Recent Shallow Draft columns have included reader comments on wishbone tillers—not all favorable—giving me the opening I’ve been waiting for. Like it or not, we want to show you how to make one of those weird tillers that wrap around mizzen masts on small sailboats.
I know, you may not give a whit about mizzen masts, either, but bear with us as we talk about small things of marginal value. The good news: There won’t be a test at the end…if you make it that far.
Our introduction to wishbone tillers began years ago, with a fetching 13’ canoe yawl designed in the late 1800’s by George Holmes of England’s Humber Yawl Club. This example, NORD VINDEN, was built in the 1980’s, and while we loved sailing the boat we were especially infatuated with her wishbone tiller—an elegant, artistic example of steambent oak, copper-riveted and wonderfully functional.

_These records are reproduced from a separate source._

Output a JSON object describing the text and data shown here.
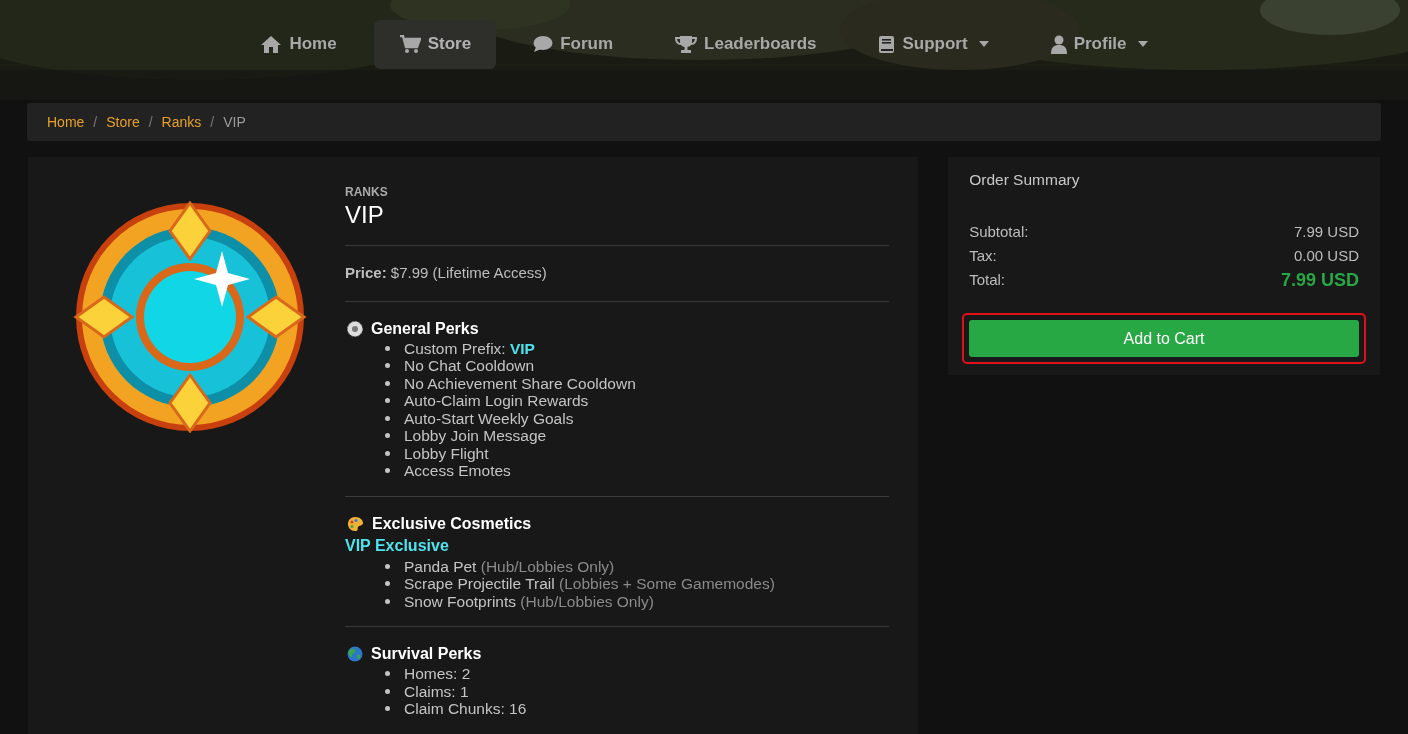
{
  "nav": [
    {
      "label": "Home",
      "kind": "home",
      "selected": false,
      "dropdown": false
    },
    {
      "label": "Store",
      "kind": "cart",
      "selected": true,
      "dropdown": false
    },
    {
      "label": "Forum",
      "kind": "comment",
      "selected": false,
      "dropdown": false
    },
    {
      "label": "Leaderboards",
      "kind": "trophy",
      "selected": false,
      "dropdown": false
    },
    {
      "label": "Support",
      "kind": "book",
      "selected": false,
      "dropdown": true
    },
    {
      "label": "Profile",
      "kind": "user",
      "selected": false,
      "dropdown": true
    }
  ],
  "breadcrumb": [
    {
      "label": "Home",
      "current": false
    },
    {
      "separator": "/",
      "label": "Store",
      "current": false
    },
    {
      "separator": "/",
      "label": "Ranks",
      "current": false
    },
    {
      "separator": "/",
      "label": "VIP",
      "current": true
    }
  ],
  "product": {
    "category": "RANKS",
    "title": "VIP",
    "price": "**Price:** $7.99 (Lifetime Access)",
    "sections": [
      {
        "kind": "general",
        "title": "General Perks",
        "items": [
          {
            "text": "Custom Prefix:",
            "highlight": "VIP"
          },
          {
            "text": "No Chat Cooldown"
          },
          {
            "text": "No Achievement Share Cooldown"
          },
          {
            "text": "Auto-Claim Login Rewards"
          },
          {
            "text": "Auto-Start Weekly Goals"
          },
          {
            "text": "Lobby Join Message"
          },
          {
            "text": "Lobby Flight"
          },
          {
            "text": "Access Emotes"
          }
        ]
      },
      {
        "kind": "cosmetics",
        "title": "Exclusive Cosmetics",
        "subtitle": "VIP Exclusive",
        "items": [
          {
            "text": "Panda Pet",
            "note": "(Hub/Lobbies Only)"
          },
          {
            "text": "Scrape Projectile Trail",
            "note": "(Lobbies + Some Gamemodes)"
          },
          {
            "text": "Snow Footprints",
            "note": "(Hub/Lobbies Only)"
          }
        ]
      },
      {
        "kind": "survival",
        "title": "Survival Perks",
        "items": [
          {
            "text": "Homes: 2"
          },
          {
            "text": "Claims: 1"
          },
          {
            "text": "Claim Chunks: 16"
          }
        ]
      }
    ]
  },
  "summary": {
    "title": "Order Summary",
    "rows": [
      {
        "label": "Subtotal:",
        "value": "7.99 USD",
        "kind": "plain"
      },
      {
        "label": "Tax:",
        "value": "0.00 USD",
        "kind": "plain"
      },
      {
        "label": "Total:",
        "value": "7.99 USD",
        "kind": "total"
      }
    ],
    "button": {
      "label": "Add to Cart",
      "highlighted": true
    }
  }
}
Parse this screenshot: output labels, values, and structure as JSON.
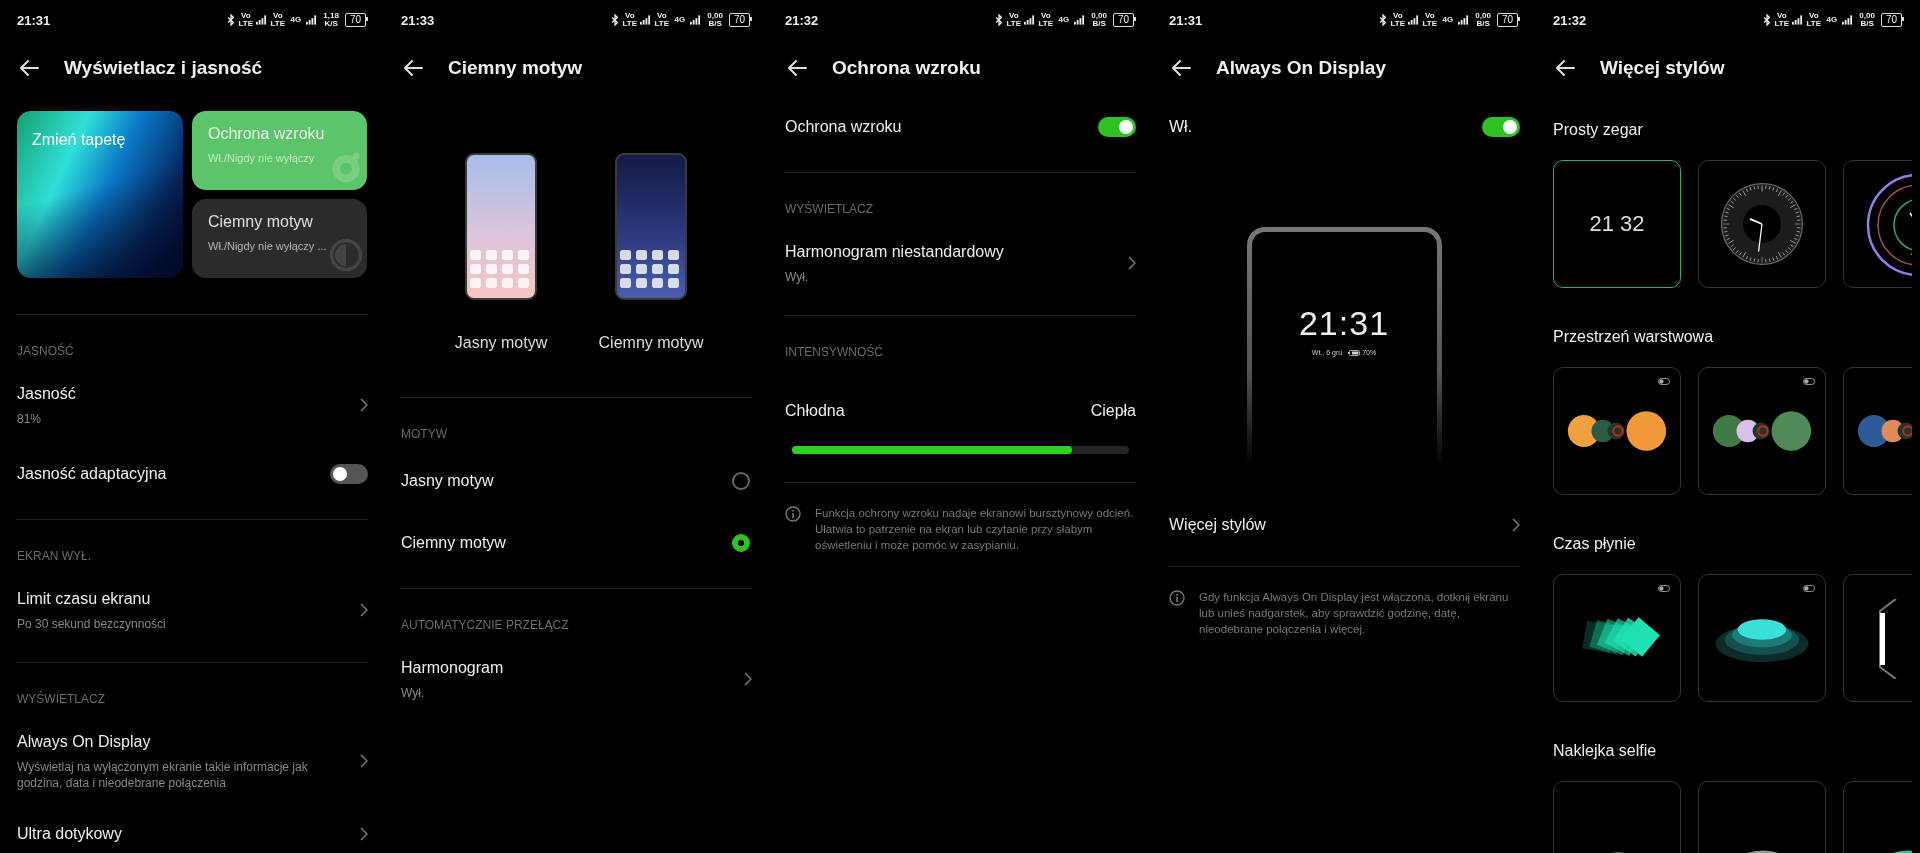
{
  "panels": [
    {
      "status_bar": {
        "time": "21:31",
        "sims": [
          {
            "labels": [
              "Vo LTE"
            ]
          },
          {
            "labels": [
              "Vo LTE",
              "4G"
            ]
          }
        ],
        "speed": "1,18",
        "speed_unit": "K/S",
        "battery": "70"
      },
      "title": "Wyświetlacz i jasność",
      "blocks": [
        {
          "kind": "quick_cards",
          "wallpaper": "Zmień tapetę",
          "tiles": [
            {
              "kind": "eye",
              "title": "Ochrona wzroku",
              "subtitle": "Wł./Nigdy nie wyłączy",
              "color": "#5cc46a"
            },
            {
              "kind": "contrast",
              "title": "Ciemny motyw",
              "subtitle": "Wł./Nigdy nie wyłączy ...",
              "color": "#2b2b2b"
            }
          ]
        },
        {
          "kind": "divider"
        },
        {
          "kind": "section",
          "title": "JASNOŚĆ"
        },
        {
          "kind": "row",
          "title": "Jasność",
          "subtitle": "81%"
        },
        {
          "kind": "toggle",
          "title": "Jasność adaptacyjna",
          "on": false
        },
        {
          "kind": "divider"
        },
        {
          "kind": "section",
          "title": "EKRAN WYŁ."
        },
        {
          "kind": "row",
          "title": "Limit czasu ekranu",
          "subtitle": "Po 30 sekund bezczynności"
        },
        {
          "kind": "divider"
        },
        {
          "kind": "section",
          "title": "WYŚWIETLACZ"
        },
        {
          "kind": "row",
          "title": "Always On Display",
          "subtitle": "Wyświetlaj na wyłączonym ekranie takie informacje jak godzina, data i nieodebrane połączenia"
        },
        {
          "kind": "row",
          "title": "Ultra dotykowy"
        }
      ]
    },
    {
      "status_bar": {
        "time": "21:33",
        "sims": [
          {
            "labels": [
              "Vo LTE"
            ]
          },
          {
            "labels": [
              "Vo LTE",
              "4G"
            ]
          }
        ],
        "speed": "0,00",
        "speed_unit": "B/S",
        "battery": "70"
      },
      "title": "Ciemny motyw",
      "blocks": [
        {
          "kind": "theme_previews",
          "items": [
            {
              "kind": "light",
              "label": "Jasny motyw"
            },
            {
              "kind": "dark",
              "label": "Ciemny motyw"
            }
          ]
        },
        {
          "kind": "divider"
        },
        {
          "kind": "section",
          "title": "MOTYW"
        },
        {
          "kind": "radio",
          "title": "Jasny motyw",
          "selected": false
        },
        {
          "kind": "radio",
          "title": "Ciemny motyw",
          "selected": true
        },
        {
          "kind": "divider"
        },
        {
          "kind": "section",
          "title": "AUTOMATYCZNIE PRZEŁĄCZ"
        },
        {
          "kind": "row",
          "title": "Harmonogram",
          "subtitle": "Wył."
        }
      ]
    },
    {
      "status_bar": {
        "time": "21:32",
        "sims": [
          {
            "labels": [
              "Vo LTE"
            ]
          },
          {
            "labels": [
              "Vo LTE",
              "4G"
            ]
          }
        ],
        "speed": "0,00",
        "speed_unit": "B/S",
        "battery": "70"
      },
      "title": "Ochrona wzroku",
      "blocks": [
        {
          "kind": "toggle",
          "title": "Ochrona wzroku",
          "on": true
        },
        {
          "kind": "divider"
        },
        {
          "kind": "section",
          "title": "WYŚWIETLACZ"
        },
        {
          "kind": "row",
          "title": "Harmonogram niestandardowy",
          "subtitle": "Wył."
        },
        {
          "kind": "divider"
        },
        {
          "kind": "section",
          "title": "INTENSYWNOŚĆ"
        },
        {
          "kind": "slider",
          "left": "Chłodna",
          "right": "Ciepła",
          "level": 0.83
        },
        {
          "kind": "divider"
        },
        {
          "kind": "info",
          "text": "Funkcja ochrony wzroku nadaje ekranowi bursztynowy odcień. Ułatwia to patrzenie na ekran lub czytanie przy słabym oświetleniu i może pomóc w zasypianiu."
        }
      ]
    },
    {
      "status_bar": {
        "time": "21:31",
        "sims": [
          {
            "labels": [
              "Vo LTE"
            ]
          },
          {
            "labels": [
              "Vo LTE",
              "4G"
            ]
          }
        ],
        "speed": "0,00",
        "speed_unit": "B/S",
        "battery": "70"
      },
      "title": "Always On Display",
      "blocks": [
        {
          "kind": "toggle",
          "title": "Wł.",
          "on": true
        },
        {
          "kind": "aod_preview",
          "time": "21:31",
          "date": "Wt., 6 gru",
          "battery": "70%"
        },
        {
          "kind": "row",
          "title": "Więcej stylów"
        },
        {
          "kind": "divider"
        },
        {
          "kind": "info",
          "text": "Gdy funkcja Always On Display jest włączona, dotknij ekranu lub unieś nadgarstek, aby sprawdzić godzinę, datę, nieodebrane połączenia i więcej."
        }
      ]
    },
    {
      "status_bar": {
        "time": "21:32",
        "sims": [
          {
            "labels": [
              "Vo LTE"
            ]
          },
          {
            "labels": [
              "Vo LTE",
              "4G"
            ]
          }
        ],
        "speed": "0,00",
        "speed_unit": "B/S",
        "battery": "70"
      },
      "title": "Więcej stylów",
      "blocks": [
        {
          "kind": "style_group",
          "title": "Prosty zegar",
          "tiles": [
            {
              "kind": "digital",
              "time": "21 32",
              "selected": true
            },
            {
              "kind": "analog",
              "selected": false
            },
            {
              "kind": "rings",
              "selected": false
            }
          ]
        },
        {
          "kind": "style_group",
          "title": "Przestrzeń warstwowa",
          "tiles": [
            {
              "kind": "orbs",
              "selected": false
            },
            {
              "kind": "orbs",
              "selected": false
            },
            {
              "kind": "orbs",
              "selected": false
            }
          ]
        },
        {
          "kind": "style_group",
          "title": "Czas płynie",
          "tiles": [
            {
              "kind": "cards",
              "selected": false
            },
            {
              "kind": "dome",
              "selected": false
            },
            {
              "kind": "light",
              "selected": false
            }
          ]
        },
        {
          "kind": "style_group",
          "title": "Naklejka selfie",
          "tiles": [
            {
              "kind": "ring",
              "selected": false
            },
            {
              "kind": "ring",
              "selected": false
            },
            {
              "kind": "ring",
              "selected": false
            }
          ]
        }
      ]
    }
  ]
}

Over the past year we’ve been working part-time on MOUSE, a glued-lapstrake gunter yawl. While MOUSE is only 14’ on deck, she is 20’ overall including bowsprit and boomkin, and with a beam of 6’ 6” she feels like a little ship. (As mentioned a few times, we’ll offer a series of SCA articles on MOUSE in the not-distant future, but today we’re sticking with wishbone tillers.)
With a mizzen mast planted 9” forward of the transom on a 21”-deep aft deck, we had the right amount of room to fashion a steambent wishbone around the mizzen. The first task was to buy a pricy eight-quarter slab of green (bending) oak—enough for half a dozen wishbones, but the smallest hunk available. We then milled a 44”-long piece into 1/8”-3/16” x 3/4” strips that, once steam-bent, could survive the incredibly tight bends planned for our wishbone. (Side note: If you ever do this, make sure to orient your tablesaw cuts so that you’re bending flat grain, not vertical.)

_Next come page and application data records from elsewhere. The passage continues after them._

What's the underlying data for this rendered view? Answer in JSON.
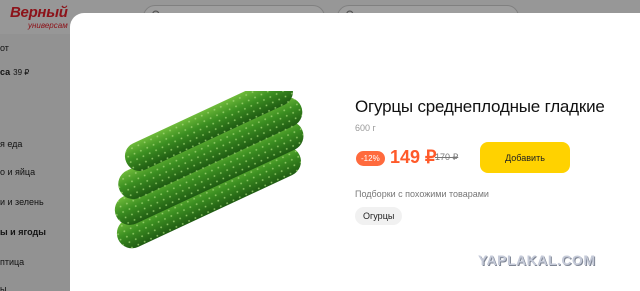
{
  "header": {
    "logo": {
      "name": "Верный",
      "subtitle": "универсам"
    }
  },
  "sidebar": {
    "items": [
      {
        "label": "от"
      },
      {
        "label": "са",
        "price": "39 ₽"
      },
      {
        "label": "я еда"
      },
      {
        "label": "о и яйца"
      },
      {
        "label": "и и зелень"
      },
      {
        "label": "ы и ягоды"
      },
      {
        "label": "птица"
      },
      {
        "label": "ы"
      }
    ]
  },
  "product": {
    "title": "Огурцы среднеплодные гладкие",
    "weight": "600 г",
    "discount": "-12%",
    "price": "149 ₽",
    "old_price": "170 ₽",
    "add_button": "Добавить",
    "similar_label": "Подборки с похожими товарами",
    "tags": [
      "Огурцы"
    ]
  },
  "colors": {
    "accent_button": "#ffd200",
    "price": "#ff5a2a",
    "discount_badge": "#ff6a3d",
    "logo": "#e3202b"
  },
  "watermark": "YAPLAKAL.COM"
}
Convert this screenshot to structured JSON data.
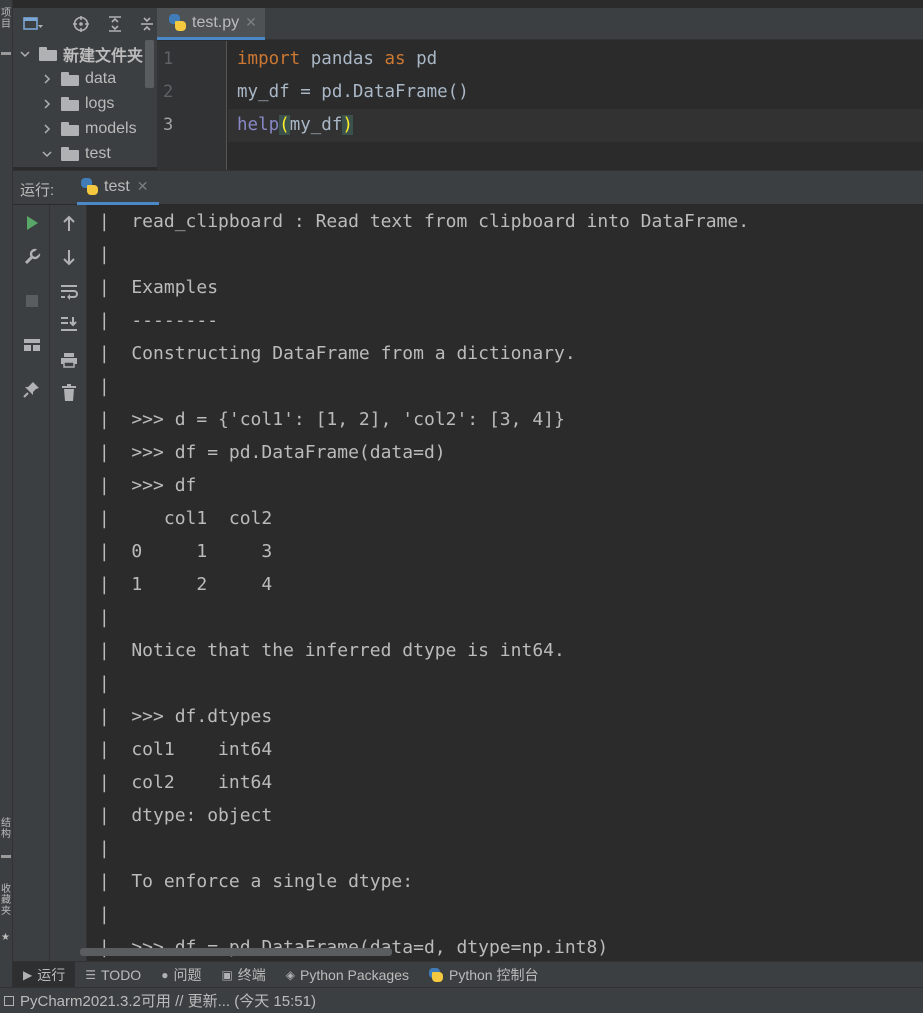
{
  "left_strip": {
    "labels": [
      "项目",
      "结构",
      "收藏夹"
    ]
  },
  "project": {
    "tree": [
      {
        "label": "新建文件夹",
        "expanded": true,
        "depth": 0
      },
      {
        "label": "data",
        "expanded": false,
        "depth": 1
      },
      {
        "label": "logs",
        "expanded": false,
        "depth": 1
      },
      {
        "label": "models",
        "expanded": false,
        "depth": 1
      },
      {
        "label": "test",
        "expanded": true,
        "depth": 1
      }
    ]
  },
  "editor": {
    "tab_label": "test.py",
    "line_numbers": [
      "1",
      "2",
      "3"
    ],
    "current_line": 3,
    "code": {
      "l1_kw1": "import",
      "l1_mod": " pandas ",
      "l1_kw2": "as",
      "l1_alias": " pd",
      "l2": "my_df = pd.DataFrame()",
      "l3_fn": "help",
      "l3_open": "(",
      "l3_arg": "my_df",
      "l3_close": ")"
    }
  },
  "run": {
    "label": "运行:",
    "tab_label": "test",
    "console_lines": [
      " |  read_clipboard : Read text from clipboard into DataFrame.",
      " |",
      " |  Examples",
      " |  --------",
      " |  Constructing DataFrame from a dictionary.",
      " |",
      " |  >>> d = {'col1': [1, 2], 'col2': [3, 4]}",
      " |  >>> df = pd.DataFrame(data=d)",
      " |  >>> df",
      " |     col1  col2",
      " |  0     1     3",
      " |  1     2     4",
      " |",
      " |  Notice that the inferred dtype is int64.",
      " |",
      " |  >>> df.dtypes",
      " |  col1    int64",
      " |  col2    int64",
      " |  dtype: object",
      " |",
      " |  To enforce a single dtype:",
      " |",
      " |  >>> df = pd.DataFrame(data=d, dtype=np.int8)"
    ]
  },
  "tool_windows": [
    {
      "label": "运行",
      "icon": "play-icon",
      "active": true
    },
    {
      "label": "TODO",
      "icon": "list-icon",
      "active": false
    },
    {
      "label": "问题",
      "icon": "info-icon",
      "active": false
    },
    {
      "label": "终端",
      "icon": "terminal-icon",
      "active": false
    },
    {
      "label": "Python Packages",
      "icon": "packages-icon",
      "active": false
    },
    {
      "label": "Python 控制台",
      "icon": "python-console-icon",
      "active": false
    }
  ],
  "status": {
    "message": "PyCharm2021.3.2可用 // 更新... (今天 15:51)"
  },
  "colors": {
    "keyword": "#cc7832",
    "builtin": "#8888c6",
    "bracket_match": "#ffef28",
    "run_green": "#59a869",
    "accent": "#4a88c7"
  }
}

After finishing the millwork, and taking measurements to be sure our wishbone design would allow enough port-to-starboard swing, we designed a bending form consisting of two layers of 3/4” exterior fir plywood, with holes drilled around the inside perimeter to host lots of clamps. (When bending thin layers of wood around such a form—especially if bends are small in radius—you need to avoid gaps between the laminations…so it’s one of those more-clamps-the-merrier situations.

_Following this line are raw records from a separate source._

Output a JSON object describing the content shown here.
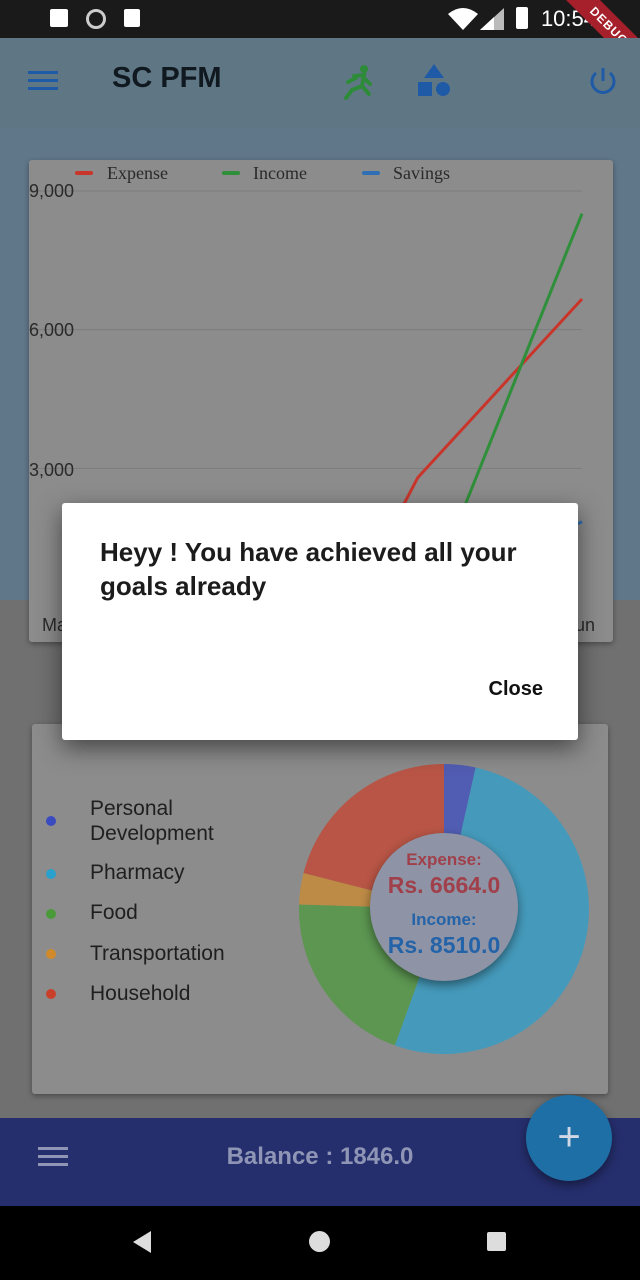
{
  "status_bar": {
    "time": "10:54",
    "debug_banner": "DEBUG"
  },
  "app_bar": {
    "title": "SC PFM",
    "icons": [
      "menu-icon",
      "running-person-icon",
      "shapes-icon",
      "power-icon"
    ],
    "colors": {
      "background": "#5f7785",
      "run_icon": "#2e8b3a",
      "shapes_icon": "#1f5aa6"
    }
  },
  "chart_data": {
    "type": "line",
    "legend": [
      {
        "name": "Expense",
        "color": "#c9352b"
      },
      {
        "name": "Income",
        "color": "#2f8f3a"
      },
      {
        "name": "Savings",
        "color": "#2f6fb3"
      }
    ],
    "y_ticks": [
      "9,000",
      "6,000",
      "3,000"
    ],
    "x_tick_left": "Ma",
    "x_tick_right": "Jun",
    "ylim": [
      0,
      9000
    ],
    "series": [
      {
        "name": "Expense",
        "points": [
          [
            0.62,
            2000
          ],
          [
            0.66,
            2800
          ],
          [
            1.0,
            6664
          ]
        ]
      },
      {
        "name": "Income",
        "points": [
          [
            0.75,
            2000
          ],
          [
            1.0,
            8510
          ]
        ]
      },
      {
        "name": "Savings",
        "points": [
          [
            1.0,
            1846
          ]
        ]
      }
    ]
  },
  "pie": {
    "categories": [
      {
        "label": "Personal\nDevelopment",
        "color": "#3a4bc0"
      },
      {
        "label": "Pharmacy",
        "color": "#2aa0cd"
      },
      {
        "label": "Food",
        "color": "#4a9a3a"
      },
      {
        "label": "Transportation",
        "color": "#d08a2a"
      },
      {
        "label": "Household",
        "color": "#c9402b"
      }
    ],
    "slices_percent": [
      3.5,
      52.0,
      20.0,
      3.5,
      21.0
    ],
    "expense_label": "Expense:",
    "expense_value": "Rs. 6664.0",
    "income_label": "Income:",
    "income_value": "Rs. 8510.0"
  },
  "dialog": {
    "message": "Heyy ! You have achieved all your goals already",
    "close_label": "Close"
  },
  "bottom_bar": {
    "balance": "Balance : 1846.0",
    "fab_label": "+"
  }
}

So, even though a wishbone tiller might not be in your future, hearty congrats for making it through this narrow-focused installment. If you have questions, comments, or better things you’d like to read in the future, please post them below. Back to work! - Marty •SCA•